Top of INPUT DATA
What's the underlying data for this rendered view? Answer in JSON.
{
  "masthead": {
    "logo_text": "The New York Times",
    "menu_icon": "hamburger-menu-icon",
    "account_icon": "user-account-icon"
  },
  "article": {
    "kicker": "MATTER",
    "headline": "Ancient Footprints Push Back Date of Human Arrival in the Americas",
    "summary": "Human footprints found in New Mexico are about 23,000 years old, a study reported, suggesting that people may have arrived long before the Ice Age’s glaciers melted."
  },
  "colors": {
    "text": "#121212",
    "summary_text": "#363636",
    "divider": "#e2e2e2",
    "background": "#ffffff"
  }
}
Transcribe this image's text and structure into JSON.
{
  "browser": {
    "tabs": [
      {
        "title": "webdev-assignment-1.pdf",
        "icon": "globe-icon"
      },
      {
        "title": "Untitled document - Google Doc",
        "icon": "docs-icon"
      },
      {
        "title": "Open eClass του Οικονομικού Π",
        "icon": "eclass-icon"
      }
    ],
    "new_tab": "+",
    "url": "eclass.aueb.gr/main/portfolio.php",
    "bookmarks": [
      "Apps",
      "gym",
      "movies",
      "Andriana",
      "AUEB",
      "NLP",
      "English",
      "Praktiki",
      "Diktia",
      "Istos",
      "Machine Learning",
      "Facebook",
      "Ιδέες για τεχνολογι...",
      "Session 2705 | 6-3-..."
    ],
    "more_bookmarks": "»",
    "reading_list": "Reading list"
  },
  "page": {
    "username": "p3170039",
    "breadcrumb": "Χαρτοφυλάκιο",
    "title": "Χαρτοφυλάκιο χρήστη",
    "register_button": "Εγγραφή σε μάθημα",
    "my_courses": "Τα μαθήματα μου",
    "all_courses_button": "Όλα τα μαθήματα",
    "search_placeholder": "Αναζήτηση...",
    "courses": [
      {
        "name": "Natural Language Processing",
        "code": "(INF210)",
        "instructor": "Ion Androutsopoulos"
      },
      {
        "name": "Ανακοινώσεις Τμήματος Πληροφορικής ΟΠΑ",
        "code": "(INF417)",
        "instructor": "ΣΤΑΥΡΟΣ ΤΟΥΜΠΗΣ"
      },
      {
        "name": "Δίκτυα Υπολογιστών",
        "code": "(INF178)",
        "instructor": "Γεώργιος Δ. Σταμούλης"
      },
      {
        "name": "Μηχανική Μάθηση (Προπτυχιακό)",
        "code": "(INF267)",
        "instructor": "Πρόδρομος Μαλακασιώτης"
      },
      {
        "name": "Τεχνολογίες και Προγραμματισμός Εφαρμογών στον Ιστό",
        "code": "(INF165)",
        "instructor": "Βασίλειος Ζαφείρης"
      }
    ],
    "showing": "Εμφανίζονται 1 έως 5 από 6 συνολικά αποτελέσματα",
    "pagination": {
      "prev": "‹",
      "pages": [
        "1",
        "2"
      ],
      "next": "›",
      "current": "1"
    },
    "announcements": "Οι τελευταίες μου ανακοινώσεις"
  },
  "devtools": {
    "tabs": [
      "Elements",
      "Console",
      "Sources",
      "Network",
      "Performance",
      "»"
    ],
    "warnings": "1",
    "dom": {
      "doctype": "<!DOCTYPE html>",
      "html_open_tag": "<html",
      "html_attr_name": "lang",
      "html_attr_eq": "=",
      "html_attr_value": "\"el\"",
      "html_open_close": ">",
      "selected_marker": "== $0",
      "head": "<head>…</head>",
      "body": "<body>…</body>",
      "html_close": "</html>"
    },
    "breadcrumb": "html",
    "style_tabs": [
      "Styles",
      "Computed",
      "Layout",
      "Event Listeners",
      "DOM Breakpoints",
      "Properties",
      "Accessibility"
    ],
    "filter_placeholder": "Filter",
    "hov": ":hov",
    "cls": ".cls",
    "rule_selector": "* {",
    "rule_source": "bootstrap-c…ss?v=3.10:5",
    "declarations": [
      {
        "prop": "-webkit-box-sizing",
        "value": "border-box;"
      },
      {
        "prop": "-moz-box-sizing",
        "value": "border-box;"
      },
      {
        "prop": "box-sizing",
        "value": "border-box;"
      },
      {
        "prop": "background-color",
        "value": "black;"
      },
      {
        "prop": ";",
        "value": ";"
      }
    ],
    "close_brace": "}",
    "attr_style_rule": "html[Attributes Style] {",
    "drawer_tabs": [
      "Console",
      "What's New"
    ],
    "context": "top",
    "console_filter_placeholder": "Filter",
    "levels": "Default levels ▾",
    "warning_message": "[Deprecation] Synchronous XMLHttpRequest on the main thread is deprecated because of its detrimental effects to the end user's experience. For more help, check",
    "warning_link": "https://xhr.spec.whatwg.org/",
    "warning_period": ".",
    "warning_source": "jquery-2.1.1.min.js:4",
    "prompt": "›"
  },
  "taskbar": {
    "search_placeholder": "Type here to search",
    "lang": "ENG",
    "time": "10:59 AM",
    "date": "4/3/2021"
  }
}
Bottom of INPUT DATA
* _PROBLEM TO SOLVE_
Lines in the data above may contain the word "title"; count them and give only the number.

* _SOLUTION BELOW_
4